Title: Assessing the human-environment relationship: a complex-systems methodology to modelling climate change
Authors: Catherine M. Banks; John A. Sokolowski
Virginia Modeling, Analysis and Simulation Center (VMASC), Old Dominion University, 1030 University Boulevard, Suffolk, Virginia 23425, USA.
Virginia Modeling, Analysis and Simulation Center (VMASC), Old Dominion University, 1030 University Boulevard, Suffolk, Virginia 23425, USA
Abstract: Climate change is at the forefront of scientific investigation and socio-political decision-making. The world community of scientists concur with the fact that human activities are both contributing to and affected by changes in the environment that influence the overall well-being of the world population. Importantly, these changes do not discriminate as to region or inhabitants. The body of research has measured climate change via modelling that incorporates the laws of physics and climate data. Neglected in these models is a significant factor: the global human population is increasing at an unprecedented rate that will further stress these geological and ecological variations. This research proffers a complex-systems modelling methodology for climate change to assess current and future concerns, intricately linked facets or pieces, of the human-environment relationship. It requires an interdisciplinary approach to research and model development that combines expertise from the social sciences and disciplines.
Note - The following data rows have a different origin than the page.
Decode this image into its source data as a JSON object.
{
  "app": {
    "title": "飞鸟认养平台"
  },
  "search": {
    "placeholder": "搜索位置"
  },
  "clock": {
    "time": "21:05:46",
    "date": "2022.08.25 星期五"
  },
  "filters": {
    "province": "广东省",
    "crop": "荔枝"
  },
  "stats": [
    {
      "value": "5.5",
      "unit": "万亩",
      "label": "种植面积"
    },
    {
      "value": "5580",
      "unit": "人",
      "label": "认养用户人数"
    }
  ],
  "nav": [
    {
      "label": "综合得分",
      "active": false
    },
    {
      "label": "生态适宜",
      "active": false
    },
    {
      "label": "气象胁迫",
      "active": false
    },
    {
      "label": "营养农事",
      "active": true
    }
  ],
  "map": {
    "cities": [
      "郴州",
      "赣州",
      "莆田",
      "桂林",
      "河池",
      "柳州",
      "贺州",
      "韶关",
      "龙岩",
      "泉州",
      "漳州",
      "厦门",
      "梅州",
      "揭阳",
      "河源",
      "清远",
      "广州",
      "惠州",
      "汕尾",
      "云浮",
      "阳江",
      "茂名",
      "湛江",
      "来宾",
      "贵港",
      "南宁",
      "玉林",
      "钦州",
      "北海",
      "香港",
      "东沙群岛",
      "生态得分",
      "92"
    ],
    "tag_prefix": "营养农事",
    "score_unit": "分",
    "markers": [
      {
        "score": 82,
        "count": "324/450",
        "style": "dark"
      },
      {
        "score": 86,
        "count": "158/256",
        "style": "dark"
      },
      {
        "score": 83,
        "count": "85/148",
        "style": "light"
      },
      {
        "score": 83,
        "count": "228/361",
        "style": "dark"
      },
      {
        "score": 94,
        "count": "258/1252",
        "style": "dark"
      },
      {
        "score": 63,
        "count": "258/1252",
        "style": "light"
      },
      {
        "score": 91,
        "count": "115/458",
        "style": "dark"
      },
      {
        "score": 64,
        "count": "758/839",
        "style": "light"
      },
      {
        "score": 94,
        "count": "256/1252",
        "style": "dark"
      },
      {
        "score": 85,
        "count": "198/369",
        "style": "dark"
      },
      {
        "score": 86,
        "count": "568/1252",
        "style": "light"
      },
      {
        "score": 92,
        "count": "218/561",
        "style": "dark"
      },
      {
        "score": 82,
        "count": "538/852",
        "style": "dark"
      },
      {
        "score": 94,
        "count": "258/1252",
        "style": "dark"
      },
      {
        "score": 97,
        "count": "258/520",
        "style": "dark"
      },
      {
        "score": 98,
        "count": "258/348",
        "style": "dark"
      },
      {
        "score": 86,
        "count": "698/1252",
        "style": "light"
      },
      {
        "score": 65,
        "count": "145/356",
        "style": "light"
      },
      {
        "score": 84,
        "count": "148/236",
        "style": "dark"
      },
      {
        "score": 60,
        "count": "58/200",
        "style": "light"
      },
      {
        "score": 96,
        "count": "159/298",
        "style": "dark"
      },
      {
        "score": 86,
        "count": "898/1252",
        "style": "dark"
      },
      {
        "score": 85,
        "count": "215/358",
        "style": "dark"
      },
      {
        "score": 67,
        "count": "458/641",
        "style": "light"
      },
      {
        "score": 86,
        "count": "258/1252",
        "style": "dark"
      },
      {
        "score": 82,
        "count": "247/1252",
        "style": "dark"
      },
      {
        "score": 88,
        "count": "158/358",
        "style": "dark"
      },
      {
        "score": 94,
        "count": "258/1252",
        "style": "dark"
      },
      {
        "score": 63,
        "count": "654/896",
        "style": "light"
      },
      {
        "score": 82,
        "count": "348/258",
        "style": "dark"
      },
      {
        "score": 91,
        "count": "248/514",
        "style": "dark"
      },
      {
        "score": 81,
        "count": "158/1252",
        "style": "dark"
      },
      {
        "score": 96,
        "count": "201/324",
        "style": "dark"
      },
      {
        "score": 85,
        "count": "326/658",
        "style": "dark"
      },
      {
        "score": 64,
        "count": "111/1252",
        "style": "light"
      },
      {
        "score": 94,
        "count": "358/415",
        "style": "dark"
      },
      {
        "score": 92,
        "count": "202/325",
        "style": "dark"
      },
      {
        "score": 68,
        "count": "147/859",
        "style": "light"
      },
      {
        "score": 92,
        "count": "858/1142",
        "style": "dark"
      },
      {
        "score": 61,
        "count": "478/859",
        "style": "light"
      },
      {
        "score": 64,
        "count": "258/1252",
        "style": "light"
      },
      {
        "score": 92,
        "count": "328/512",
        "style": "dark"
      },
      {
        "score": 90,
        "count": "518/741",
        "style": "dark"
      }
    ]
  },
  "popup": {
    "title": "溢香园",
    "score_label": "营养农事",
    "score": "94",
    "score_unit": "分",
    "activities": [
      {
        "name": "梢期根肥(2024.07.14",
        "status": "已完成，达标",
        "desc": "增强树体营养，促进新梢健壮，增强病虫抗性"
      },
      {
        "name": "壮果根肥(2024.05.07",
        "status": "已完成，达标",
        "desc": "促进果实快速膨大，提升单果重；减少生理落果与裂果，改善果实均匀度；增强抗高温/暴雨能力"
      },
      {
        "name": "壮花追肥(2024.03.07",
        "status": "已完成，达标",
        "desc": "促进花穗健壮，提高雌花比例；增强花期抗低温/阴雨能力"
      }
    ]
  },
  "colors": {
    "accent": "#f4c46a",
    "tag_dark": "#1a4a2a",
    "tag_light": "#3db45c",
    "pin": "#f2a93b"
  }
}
Keywords: circular interdependencies; holistic representation; internally displaced persons; population dynamics; social network modelling; global citizens; food security; mapping; change indices; climate change; complex systems; human-environment relationship.
Int. J. of System of Systems Engineering, 2011 Vol.2, No.4, pp.329 - 346
Available online: 24 Nov 2011